The antenna laboratory provides capabilities of far field and near field antenna pattern and scattering tests. Automatic measurements in a number of cuts and polarization can are performed in the frequency range of 1 GHz and up. Near-field tests utilize a precise scanning system over planar, cylindrical, and spherical surfaces with calibrated field probes. Scattering and RCS tests can be done with a transmit/receive dual polarized antenna system. Data acquisition at both polarization over wide frequency ranges provide full radar polarimetric imaging tests based on the Inverse Synthetic Aperture Radar (ISAR) principle, that ties into ongoing work on fast radar imaging in the near and far fields regimes. An Agilent Performance Network Analyzer (PNA) operates in the lab either as a stand-alone unit or as a part of the antenna range. Direct time domain measurements are also performed using UWB signals with frequencies up to 50 GHz.
- 8m×5m anechoic chamber
- 30 m2 fabrication facilities
Optical trapping and manipulation of particles in solutions has been first reported in 1970 by A. Ashkin. Traditional studies involving optical trapping are focused on manipulation of micrometer-sized particles, such as polystyrene beads. The ability to apply piconewton-level forces with simultaneous displacement measurements with nanometer precision of the micron-sized particles has paved the route for the optical tweezers for single-molecule studies, studies of the physics of colloids and mesoscopic systems, mechanical properties of the polymers and more. However, optical trapping becomes challenging, once the size of a manipulated object lies within intermediate size range e.g. nanoscale. The types of the structures, which fall within this range, are quite broad: quantum dots, nanowires, nanotubes, graphene flakes and metallic nanoparticles. However, only few studies explored nano-scale trapping as a tool for cross-disciplinary studies and applications

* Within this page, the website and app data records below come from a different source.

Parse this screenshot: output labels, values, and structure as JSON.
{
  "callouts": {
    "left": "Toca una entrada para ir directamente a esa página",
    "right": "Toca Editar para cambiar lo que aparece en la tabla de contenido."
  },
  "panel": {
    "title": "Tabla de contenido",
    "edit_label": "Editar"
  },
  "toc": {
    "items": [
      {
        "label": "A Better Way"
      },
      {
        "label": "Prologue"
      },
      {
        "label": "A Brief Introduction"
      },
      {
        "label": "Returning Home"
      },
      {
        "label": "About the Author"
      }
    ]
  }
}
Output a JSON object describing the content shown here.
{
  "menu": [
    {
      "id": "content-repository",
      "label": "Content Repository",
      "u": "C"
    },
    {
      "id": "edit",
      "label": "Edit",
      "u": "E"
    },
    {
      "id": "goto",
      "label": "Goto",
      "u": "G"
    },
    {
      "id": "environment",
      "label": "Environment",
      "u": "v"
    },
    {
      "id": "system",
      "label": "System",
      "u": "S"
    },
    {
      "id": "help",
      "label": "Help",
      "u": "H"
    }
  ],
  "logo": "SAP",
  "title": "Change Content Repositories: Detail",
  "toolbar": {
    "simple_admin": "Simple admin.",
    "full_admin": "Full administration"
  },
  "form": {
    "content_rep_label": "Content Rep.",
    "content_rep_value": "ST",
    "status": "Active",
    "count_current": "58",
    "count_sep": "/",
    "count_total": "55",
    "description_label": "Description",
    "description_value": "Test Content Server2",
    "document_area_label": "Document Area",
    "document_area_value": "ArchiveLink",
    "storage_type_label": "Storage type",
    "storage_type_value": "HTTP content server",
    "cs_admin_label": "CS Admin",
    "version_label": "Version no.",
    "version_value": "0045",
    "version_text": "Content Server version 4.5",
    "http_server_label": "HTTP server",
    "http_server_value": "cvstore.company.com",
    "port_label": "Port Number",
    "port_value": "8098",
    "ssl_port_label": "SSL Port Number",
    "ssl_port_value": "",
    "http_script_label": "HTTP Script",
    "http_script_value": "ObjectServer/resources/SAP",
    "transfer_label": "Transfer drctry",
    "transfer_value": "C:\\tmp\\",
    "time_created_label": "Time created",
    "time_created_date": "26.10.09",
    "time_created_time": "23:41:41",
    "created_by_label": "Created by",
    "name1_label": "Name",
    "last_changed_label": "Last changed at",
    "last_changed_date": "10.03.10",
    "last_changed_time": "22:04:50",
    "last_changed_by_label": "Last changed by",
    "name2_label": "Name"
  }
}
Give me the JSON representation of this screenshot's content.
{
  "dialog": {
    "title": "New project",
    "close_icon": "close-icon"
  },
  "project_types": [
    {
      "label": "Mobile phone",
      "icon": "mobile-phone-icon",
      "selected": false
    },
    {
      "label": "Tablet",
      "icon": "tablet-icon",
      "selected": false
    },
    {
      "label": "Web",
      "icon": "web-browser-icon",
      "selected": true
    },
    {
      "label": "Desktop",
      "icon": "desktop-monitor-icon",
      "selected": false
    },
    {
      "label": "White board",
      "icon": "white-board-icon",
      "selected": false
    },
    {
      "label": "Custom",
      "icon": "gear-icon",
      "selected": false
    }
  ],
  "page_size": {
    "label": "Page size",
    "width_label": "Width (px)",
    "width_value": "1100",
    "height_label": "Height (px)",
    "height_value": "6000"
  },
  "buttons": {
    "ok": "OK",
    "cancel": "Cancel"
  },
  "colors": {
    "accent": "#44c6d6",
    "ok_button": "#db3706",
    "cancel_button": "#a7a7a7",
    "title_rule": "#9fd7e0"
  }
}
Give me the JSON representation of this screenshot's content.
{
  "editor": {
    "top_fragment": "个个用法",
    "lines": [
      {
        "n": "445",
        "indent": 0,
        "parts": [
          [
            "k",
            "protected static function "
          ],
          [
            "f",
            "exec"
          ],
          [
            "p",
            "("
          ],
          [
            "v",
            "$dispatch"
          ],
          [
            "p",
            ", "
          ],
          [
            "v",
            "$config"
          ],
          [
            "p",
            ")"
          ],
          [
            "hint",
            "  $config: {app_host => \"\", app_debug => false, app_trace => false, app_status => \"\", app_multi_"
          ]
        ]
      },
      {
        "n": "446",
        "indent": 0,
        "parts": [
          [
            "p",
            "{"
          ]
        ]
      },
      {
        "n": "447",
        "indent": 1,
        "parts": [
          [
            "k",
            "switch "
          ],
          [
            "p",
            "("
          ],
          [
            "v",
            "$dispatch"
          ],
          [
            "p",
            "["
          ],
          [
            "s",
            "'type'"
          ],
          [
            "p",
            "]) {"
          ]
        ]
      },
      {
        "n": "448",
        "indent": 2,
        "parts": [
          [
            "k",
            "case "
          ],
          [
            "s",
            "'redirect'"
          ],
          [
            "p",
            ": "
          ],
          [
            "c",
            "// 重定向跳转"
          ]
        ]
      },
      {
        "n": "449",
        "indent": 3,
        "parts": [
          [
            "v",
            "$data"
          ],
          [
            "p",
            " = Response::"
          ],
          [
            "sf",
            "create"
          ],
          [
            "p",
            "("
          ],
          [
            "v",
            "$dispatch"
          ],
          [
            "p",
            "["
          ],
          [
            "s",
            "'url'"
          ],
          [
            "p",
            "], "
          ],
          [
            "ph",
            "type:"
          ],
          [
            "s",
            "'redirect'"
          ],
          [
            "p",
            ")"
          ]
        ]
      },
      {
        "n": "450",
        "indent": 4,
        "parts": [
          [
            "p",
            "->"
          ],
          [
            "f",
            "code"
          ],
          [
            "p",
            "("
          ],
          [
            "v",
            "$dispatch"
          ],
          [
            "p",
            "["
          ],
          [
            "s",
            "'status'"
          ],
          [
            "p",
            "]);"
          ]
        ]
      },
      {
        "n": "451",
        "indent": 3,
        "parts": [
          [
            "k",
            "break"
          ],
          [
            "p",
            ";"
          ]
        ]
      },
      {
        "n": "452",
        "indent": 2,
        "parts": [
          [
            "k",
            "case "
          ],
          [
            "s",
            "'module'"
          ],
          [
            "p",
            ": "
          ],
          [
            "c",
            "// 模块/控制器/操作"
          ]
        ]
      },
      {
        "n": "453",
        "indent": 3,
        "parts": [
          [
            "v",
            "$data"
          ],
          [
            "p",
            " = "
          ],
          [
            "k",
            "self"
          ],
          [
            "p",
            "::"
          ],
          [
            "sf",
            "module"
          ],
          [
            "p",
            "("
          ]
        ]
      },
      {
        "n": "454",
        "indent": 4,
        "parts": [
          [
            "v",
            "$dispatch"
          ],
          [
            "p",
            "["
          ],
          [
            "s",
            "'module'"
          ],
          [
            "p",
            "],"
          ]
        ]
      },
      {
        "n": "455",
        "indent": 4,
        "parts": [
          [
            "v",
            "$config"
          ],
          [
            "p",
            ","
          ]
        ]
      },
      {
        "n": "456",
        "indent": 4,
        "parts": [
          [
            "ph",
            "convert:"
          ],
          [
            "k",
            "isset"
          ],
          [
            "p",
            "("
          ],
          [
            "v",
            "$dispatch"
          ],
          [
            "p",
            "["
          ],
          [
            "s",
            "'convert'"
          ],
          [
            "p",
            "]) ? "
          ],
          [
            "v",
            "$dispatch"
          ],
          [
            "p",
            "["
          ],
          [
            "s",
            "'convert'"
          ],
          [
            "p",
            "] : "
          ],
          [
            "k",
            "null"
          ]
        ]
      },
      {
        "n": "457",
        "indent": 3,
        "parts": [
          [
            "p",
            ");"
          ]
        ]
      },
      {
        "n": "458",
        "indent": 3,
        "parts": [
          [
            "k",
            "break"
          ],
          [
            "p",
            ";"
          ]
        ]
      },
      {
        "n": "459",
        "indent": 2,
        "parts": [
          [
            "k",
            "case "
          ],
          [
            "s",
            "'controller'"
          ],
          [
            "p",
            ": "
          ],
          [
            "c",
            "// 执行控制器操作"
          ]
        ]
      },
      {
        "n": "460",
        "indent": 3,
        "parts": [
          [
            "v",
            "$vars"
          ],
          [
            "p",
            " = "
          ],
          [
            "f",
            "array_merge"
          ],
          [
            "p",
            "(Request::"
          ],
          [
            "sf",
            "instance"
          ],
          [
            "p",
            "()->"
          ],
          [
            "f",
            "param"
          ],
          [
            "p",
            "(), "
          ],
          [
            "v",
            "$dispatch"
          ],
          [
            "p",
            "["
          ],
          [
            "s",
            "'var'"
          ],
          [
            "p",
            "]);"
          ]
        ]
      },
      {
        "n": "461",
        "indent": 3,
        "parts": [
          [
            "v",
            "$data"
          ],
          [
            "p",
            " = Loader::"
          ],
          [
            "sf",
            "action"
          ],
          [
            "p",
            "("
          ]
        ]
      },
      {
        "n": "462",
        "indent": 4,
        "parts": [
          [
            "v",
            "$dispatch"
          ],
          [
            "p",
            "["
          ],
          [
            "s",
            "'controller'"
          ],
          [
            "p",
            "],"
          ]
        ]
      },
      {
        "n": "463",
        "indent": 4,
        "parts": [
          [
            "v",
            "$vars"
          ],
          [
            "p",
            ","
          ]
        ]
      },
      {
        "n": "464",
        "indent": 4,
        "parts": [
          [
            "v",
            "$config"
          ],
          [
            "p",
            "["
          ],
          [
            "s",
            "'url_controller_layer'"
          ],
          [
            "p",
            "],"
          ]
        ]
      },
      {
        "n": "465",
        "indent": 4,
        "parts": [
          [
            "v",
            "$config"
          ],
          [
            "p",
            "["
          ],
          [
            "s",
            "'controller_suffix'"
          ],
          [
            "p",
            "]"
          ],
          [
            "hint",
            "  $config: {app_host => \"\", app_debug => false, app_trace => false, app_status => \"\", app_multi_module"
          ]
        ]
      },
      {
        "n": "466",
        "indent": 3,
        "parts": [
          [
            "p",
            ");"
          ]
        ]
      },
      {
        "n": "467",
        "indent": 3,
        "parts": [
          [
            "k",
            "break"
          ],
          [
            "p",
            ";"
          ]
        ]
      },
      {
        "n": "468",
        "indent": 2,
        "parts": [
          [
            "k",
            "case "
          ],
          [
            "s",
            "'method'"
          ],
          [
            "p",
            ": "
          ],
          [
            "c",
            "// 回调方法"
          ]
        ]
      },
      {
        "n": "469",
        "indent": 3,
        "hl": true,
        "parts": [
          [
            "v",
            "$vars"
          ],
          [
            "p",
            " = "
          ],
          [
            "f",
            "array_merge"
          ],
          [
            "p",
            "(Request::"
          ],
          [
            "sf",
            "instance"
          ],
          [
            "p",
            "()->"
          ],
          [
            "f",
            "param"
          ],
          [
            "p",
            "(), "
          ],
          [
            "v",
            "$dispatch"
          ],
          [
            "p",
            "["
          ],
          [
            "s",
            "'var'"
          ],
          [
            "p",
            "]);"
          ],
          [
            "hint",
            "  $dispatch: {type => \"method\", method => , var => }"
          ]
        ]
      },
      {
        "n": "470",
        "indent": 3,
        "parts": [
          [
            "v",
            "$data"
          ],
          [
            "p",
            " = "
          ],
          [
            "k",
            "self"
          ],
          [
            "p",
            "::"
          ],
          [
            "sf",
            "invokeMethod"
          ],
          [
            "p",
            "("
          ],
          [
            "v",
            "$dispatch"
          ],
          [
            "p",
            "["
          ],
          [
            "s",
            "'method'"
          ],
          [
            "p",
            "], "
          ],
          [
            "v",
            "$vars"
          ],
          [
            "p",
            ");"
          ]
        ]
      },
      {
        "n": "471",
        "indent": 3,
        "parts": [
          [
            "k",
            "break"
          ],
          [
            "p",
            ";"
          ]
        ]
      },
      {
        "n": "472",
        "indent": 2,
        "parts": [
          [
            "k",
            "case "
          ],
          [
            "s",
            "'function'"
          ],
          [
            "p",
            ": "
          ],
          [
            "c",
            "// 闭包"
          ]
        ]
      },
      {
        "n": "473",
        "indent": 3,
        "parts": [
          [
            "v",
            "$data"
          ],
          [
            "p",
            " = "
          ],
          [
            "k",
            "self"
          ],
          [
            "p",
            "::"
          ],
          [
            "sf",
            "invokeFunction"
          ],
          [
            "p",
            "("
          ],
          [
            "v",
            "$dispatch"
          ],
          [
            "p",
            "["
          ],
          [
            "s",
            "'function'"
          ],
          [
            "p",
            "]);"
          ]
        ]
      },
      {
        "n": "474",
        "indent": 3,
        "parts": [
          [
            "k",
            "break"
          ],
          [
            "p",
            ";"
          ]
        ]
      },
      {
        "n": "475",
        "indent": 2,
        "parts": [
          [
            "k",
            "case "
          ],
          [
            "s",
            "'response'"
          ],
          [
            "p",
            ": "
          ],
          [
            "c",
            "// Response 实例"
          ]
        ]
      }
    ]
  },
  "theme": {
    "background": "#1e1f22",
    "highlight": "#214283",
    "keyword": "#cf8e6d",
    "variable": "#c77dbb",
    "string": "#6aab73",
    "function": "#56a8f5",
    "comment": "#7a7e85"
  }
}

. Trapping of nanoparticles faces several major challenges, which could be briefly summarized in 3 categories – detection/imaging, trapping, and resolution. Traditional bright-field transmission microscopy cannot be employed for visualization and detection of deep subwavelength particles (below 100 nm) due to diffraction limit constrains. While several advanced optical techniques are capable to deliver imaging beyond the diffraction limit, dark field microscopy is the most preferable and already tested tool for detection of scattering from particles down to 5nm in size. Incorporation of dark-field imaging with optical tweezers will enable direct detection of colloidal nanoparticles (e.g. silver, gold and high-index dielectrics) and verification of trapping events.
Under construction - 45 m2
clean room, class 100,000
Class 4 laser lab,
2 optical tables,